It was the author's stated goal to write like a common person for the enjoyment and edification of the common man. I truly feel he accomplished this with his natural history writing.
This is a book about spiders. The writing here is delightful, spritely and informative. Simply put, this is a fun read and you will learn a lot. Now do not expect a technical scientific work here that unless you specialize in the study of spiders, you will find you eyes rolling to the back of your head; no, this is an extremely amusing read and simply packed with little know facts that are quite digestible.
Do not expect to find all of the facts here to be written in stone. While the author most certainly tries to be accurate, the reader must remember when this work was written and forgive the few inaccuracies that pop up here and there. I do not think I would use this work to back up a scientific paper on the subject of spiders. As has been pointed out, the author has a real tendency, as did the Victorians, to attribute many human emotions and actions to spiders that, to be frank, just are not there. A good example of this is when he describes some spiders to be "sadistic" while others quite "humane." There are "good spiders," and there are "evil spiders." That though is a part of the charm of this book.
The prose, while a bit archaic here and there is quite good and pleasing to the ear. The facts, and truly, most of them are quite accurate, are extremely interesting and the reader will leave the book knowing much more about spiders than they did when the first page was turned.
Do yourself a reading favor and get a copy of this one. I promise you that you will not be sorry.
The book was fascinating. Crompton's dry British wit and side stories were very amusing. His descriptions of the spider behaviors brought them to life almost like they were human. However he never went overboard to where he ascribed human emotions or thoughts to them.

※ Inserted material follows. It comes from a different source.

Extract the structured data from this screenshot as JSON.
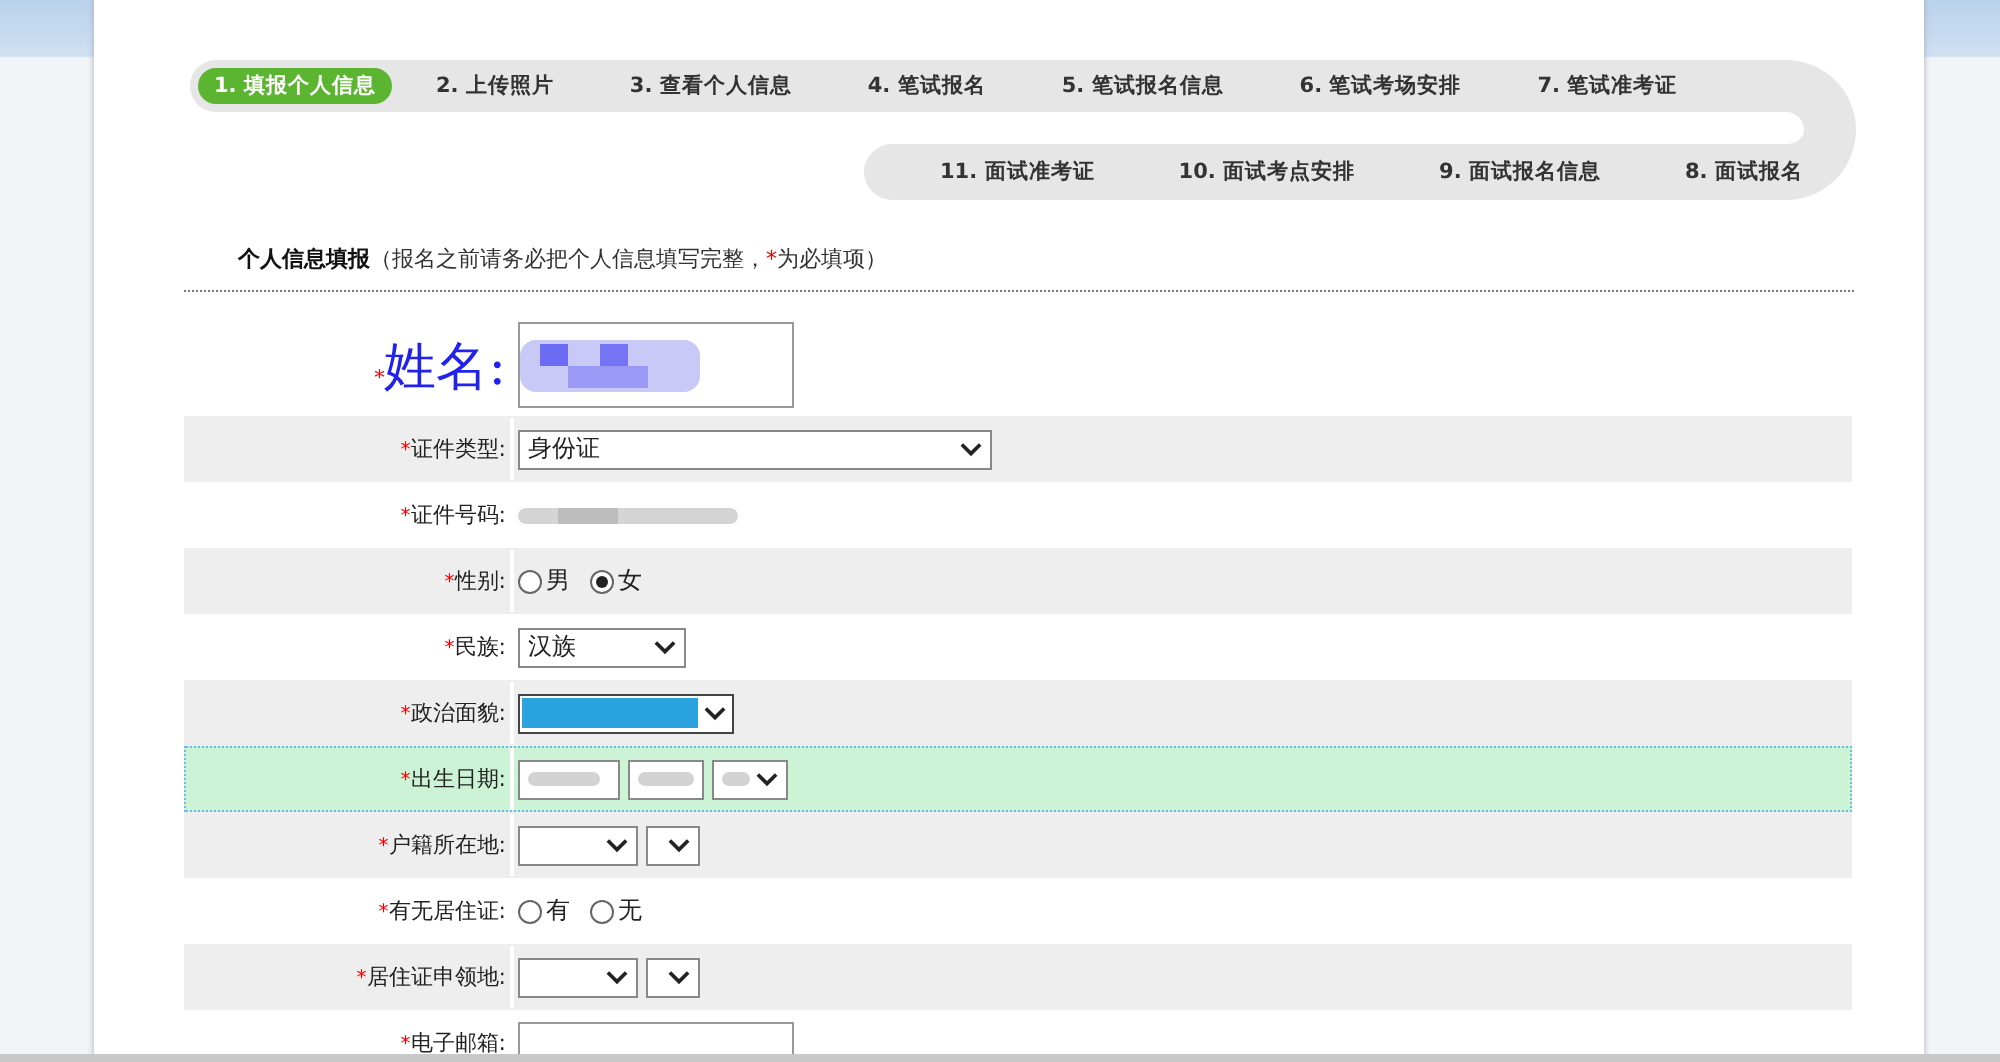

It's easy to find books that cover the topic in greater technical detail but I doubt if you could find a more entertaining book that manages to cover a great deal of information about spiders and their habits.
I fully intend to track down copies of Crompton's other books on Bees and Wasps.
Crompton's writing is engrossing and entertaining. He frames the lives and habits of spiders in such a way that gives point of reference similarities to human culture. His tone is conversational and you get the feeling you're discussing spiders with him over dinner rather than reading his book.
I would love to have met Crompton because I'm sure he's just as captivating as his writing and enthusiasm for the subject of spiders convey.